August 14, 2014
Talking about a Digital Revolution
What is the DNA of digital? Last week Unity attended the new Digital Revolution show at The Barbican as part of our new Field Trip programme.
The curators claim it is the most “comprehensive presentation of digital creativity ever staged in the UK”. Certainly a bold claim and the show is ambitious in scope, across 14 different rooms including everything from games to music, filmmaking, design, fashion and art in a dynamic celebration of digital culture.
So what did the show deliver? And how can it help an agency like Unity who do brave and bold work in the digital world?
For such a forward-thinking show it was surprising to see Digital Revolution opened with a historical perspective. The Digital Archeology room showed the history of digital culture, from early computers to the very first version of Tim Berners-Lee’s world wide web.
A highlights was the history of videogames though. This allowed visitors to rifle through a treasure trove of classics. From Pac-Man and Pong, to a wander down memory lane with Lara Croft in Tomb Raider right through to Angry Birds.
The exhibit then moves on to a space dedicated to the more recent trend of user-created content and interactive web art. Chris Mil and Aaron Koblin’s Johnny Cash Project inspired. It allows participants to create a drawing that is then digitally woven into a collective tribute to his song “Ain’t No Grave”. The project was inspired by the song’s central lyric and represents Cash’s continued existence even after his death.
There’s a big focus on visual effects throughout – it was great to see the spectacle of Jurassic Park in a different context, reliving the classic and then gtaking in interactive walk-through’s of more recent films such as Inception and Gravity.

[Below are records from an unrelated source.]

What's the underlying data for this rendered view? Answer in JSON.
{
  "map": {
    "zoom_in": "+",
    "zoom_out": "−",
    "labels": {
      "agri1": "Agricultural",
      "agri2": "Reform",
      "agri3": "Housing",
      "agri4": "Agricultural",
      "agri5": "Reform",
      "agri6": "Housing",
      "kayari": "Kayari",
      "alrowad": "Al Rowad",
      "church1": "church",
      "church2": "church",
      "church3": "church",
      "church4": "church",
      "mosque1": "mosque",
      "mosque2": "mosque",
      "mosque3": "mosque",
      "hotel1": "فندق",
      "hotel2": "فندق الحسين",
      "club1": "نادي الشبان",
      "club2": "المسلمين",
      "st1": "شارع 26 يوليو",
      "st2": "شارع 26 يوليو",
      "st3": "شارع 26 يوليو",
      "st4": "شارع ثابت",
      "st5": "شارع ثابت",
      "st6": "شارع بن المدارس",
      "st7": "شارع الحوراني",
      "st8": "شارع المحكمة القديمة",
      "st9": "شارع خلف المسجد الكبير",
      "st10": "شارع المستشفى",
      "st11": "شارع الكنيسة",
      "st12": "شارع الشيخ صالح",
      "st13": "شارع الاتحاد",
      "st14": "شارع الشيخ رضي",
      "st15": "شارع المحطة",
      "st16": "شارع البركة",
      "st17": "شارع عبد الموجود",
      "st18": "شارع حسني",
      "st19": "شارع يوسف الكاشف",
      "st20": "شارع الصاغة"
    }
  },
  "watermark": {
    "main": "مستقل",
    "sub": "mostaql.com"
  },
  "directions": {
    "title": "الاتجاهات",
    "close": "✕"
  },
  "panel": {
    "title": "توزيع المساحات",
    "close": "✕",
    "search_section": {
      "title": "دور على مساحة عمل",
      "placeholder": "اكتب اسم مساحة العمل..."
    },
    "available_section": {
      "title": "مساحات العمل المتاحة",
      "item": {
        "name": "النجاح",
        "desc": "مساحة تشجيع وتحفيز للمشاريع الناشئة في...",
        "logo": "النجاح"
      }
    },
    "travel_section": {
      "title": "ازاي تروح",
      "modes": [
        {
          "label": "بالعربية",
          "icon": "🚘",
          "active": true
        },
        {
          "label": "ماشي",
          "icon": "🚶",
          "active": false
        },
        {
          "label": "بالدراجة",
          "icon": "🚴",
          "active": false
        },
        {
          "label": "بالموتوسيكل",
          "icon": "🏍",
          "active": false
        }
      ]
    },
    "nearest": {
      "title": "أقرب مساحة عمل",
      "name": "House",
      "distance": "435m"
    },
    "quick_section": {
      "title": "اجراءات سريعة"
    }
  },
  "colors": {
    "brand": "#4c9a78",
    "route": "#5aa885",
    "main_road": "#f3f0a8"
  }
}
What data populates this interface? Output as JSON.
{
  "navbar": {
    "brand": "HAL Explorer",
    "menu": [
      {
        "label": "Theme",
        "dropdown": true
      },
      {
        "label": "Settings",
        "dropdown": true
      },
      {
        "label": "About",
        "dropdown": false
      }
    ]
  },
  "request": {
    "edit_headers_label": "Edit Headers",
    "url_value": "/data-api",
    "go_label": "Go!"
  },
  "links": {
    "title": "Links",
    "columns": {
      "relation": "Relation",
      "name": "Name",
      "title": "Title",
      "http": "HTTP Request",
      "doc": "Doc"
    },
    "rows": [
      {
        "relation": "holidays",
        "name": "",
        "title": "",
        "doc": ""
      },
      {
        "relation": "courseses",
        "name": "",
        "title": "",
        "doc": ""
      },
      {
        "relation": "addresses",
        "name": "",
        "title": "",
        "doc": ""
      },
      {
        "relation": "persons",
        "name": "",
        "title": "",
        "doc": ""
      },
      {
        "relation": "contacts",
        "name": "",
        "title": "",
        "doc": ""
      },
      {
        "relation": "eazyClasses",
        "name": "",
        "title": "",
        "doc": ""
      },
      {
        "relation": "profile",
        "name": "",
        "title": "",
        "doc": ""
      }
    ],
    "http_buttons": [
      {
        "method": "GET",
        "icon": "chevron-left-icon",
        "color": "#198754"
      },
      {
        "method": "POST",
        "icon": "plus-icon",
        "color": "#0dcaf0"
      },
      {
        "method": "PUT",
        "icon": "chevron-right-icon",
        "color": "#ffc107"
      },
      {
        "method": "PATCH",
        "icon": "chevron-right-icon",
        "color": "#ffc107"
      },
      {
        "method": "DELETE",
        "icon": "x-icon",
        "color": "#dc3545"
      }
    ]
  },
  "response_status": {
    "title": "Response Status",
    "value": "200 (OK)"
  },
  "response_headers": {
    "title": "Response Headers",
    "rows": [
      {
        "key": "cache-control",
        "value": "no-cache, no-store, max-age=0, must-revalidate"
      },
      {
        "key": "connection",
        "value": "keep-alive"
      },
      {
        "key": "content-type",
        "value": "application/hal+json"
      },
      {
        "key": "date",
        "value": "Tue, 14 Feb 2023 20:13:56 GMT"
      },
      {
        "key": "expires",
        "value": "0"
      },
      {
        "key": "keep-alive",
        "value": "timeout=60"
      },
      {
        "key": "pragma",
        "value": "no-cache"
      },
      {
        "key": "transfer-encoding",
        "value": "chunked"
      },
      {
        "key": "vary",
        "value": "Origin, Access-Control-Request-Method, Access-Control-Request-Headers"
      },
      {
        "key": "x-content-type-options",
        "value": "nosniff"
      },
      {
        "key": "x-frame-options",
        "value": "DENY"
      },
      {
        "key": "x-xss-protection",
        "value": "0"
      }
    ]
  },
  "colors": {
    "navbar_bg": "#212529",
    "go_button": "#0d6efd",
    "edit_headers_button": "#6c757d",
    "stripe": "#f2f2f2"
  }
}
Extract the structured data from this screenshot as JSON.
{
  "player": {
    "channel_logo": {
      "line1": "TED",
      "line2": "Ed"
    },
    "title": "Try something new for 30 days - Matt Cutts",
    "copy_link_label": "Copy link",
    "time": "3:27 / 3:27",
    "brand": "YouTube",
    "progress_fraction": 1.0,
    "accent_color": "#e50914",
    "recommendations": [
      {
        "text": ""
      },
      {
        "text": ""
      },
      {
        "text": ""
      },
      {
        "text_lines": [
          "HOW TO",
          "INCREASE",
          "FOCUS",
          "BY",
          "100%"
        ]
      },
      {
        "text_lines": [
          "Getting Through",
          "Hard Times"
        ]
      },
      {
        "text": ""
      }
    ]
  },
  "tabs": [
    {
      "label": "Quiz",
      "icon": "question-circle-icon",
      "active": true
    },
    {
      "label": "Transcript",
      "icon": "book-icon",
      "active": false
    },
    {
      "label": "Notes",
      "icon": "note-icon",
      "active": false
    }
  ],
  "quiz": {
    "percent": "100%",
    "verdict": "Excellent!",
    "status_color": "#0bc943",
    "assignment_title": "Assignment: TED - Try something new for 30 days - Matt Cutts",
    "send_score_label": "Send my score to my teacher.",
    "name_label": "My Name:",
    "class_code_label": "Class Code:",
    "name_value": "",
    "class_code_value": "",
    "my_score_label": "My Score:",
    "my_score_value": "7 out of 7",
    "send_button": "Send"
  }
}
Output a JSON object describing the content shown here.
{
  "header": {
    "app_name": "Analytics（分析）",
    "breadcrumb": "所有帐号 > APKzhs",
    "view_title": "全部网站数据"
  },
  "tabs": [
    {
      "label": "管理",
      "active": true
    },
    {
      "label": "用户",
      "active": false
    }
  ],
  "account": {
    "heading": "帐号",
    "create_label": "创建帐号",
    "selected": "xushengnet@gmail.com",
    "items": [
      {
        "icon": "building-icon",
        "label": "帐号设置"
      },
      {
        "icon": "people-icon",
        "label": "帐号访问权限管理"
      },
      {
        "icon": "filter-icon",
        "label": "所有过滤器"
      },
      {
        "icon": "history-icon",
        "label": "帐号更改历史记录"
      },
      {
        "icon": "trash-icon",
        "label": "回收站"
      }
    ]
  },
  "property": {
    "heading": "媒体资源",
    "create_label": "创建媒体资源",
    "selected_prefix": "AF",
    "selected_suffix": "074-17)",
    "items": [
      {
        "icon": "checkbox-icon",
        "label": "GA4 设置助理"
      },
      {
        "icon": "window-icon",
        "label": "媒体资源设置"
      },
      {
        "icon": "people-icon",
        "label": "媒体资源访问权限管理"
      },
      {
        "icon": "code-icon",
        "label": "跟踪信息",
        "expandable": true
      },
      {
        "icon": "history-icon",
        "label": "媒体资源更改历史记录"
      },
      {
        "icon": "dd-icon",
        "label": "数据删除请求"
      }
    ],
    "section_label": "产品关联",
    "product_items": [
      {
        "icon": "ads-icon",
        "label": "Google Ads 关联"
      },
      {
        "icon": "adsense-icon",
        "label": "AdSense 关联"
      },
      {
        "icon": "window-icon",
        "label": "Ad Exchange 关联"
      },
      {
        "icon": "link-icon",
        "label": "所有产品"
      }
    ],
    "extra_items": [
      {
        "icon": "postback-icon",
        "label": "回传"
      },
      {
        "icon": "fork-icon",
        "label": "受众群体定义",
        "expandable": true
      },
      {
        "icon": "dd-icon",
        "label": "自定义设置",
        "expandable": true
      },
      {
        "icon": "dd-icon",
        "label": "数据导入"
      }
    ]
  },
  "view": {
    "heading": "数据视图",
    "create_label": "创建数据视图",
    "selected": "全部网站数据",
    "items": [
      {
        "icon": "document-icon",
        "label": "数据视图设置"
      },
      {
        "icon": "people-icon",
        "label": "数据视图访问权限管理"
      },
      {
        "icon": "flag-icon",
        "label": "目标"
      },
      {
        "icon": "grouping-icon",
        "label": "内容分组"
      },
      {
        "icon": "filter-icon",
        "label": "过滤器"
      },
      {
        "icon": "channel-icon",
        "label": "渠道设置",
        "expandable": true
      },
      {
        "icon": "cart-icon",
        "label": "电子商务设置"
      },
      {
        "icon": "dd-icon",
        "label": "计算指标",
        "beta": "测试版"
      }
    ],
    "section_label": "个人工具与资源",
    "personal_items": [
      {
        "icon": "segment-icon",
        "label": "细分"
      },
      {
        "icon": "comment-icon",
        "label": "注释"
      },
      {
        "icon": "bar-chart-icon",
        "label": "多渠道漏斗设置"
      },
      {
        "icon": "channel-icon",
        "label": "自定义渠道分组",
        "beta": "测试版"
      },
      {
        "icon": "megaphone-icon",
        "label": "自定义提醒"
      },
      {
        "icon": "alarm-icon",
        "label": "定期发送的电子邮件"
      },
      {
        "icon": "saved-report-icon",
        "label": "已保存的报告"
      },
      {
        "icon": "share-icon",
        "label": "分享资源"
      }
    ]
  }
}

It was particularly heartening to see so much love lavished on the UK’s flourishing indie gaming scene, featuring innovations in design from eye-tracking technology to wearable tech from Brit designers like CuteCircuit and The Unseen.
Pyramidi is one of the most memraoble pieces. It’s a collaboration between Will.I.Am and sound artist Yuri Suzuki. The piece is an enormous (and slightly frightening) six-foot floating Egyptian-style head. It sings a new track, composed specifically for the exhibition. It is performed by a trio of robotic instruments – a drum kit, piano and a guitar. A mind-blowing, high-tech, riff on a one-man band. Brilliant.
In The Barbican’s Pit Theatre a piece from London-based artist Usman Haque had people queuing up to have a play. It allowed visitors to manipulate beams of light formed in clouds of smoking using gestures.
Our favourite piece was The Treasury of The Sanctuary – a stunning visual arts piece in which your movement is transformed into a flock of animated birds. Lifted the spirits and captured our imagination, one that stays with you.
The show is ambitious, remarkable and feels distinctly British too. Perhaps there’s too much to see and do in one-visit, but we certainly came away both impressed by the breadth of digital creativity out there and inspired to develop our thinking, our digital offering and reimagine what’s possible.
The Unity Field Trip programme sees members of staff attending the best new shows, exhibitions, and happenings around the UK. Keeping our ear to the ground means our thinking, campaigns and communications stays fresh. We love to get inspired!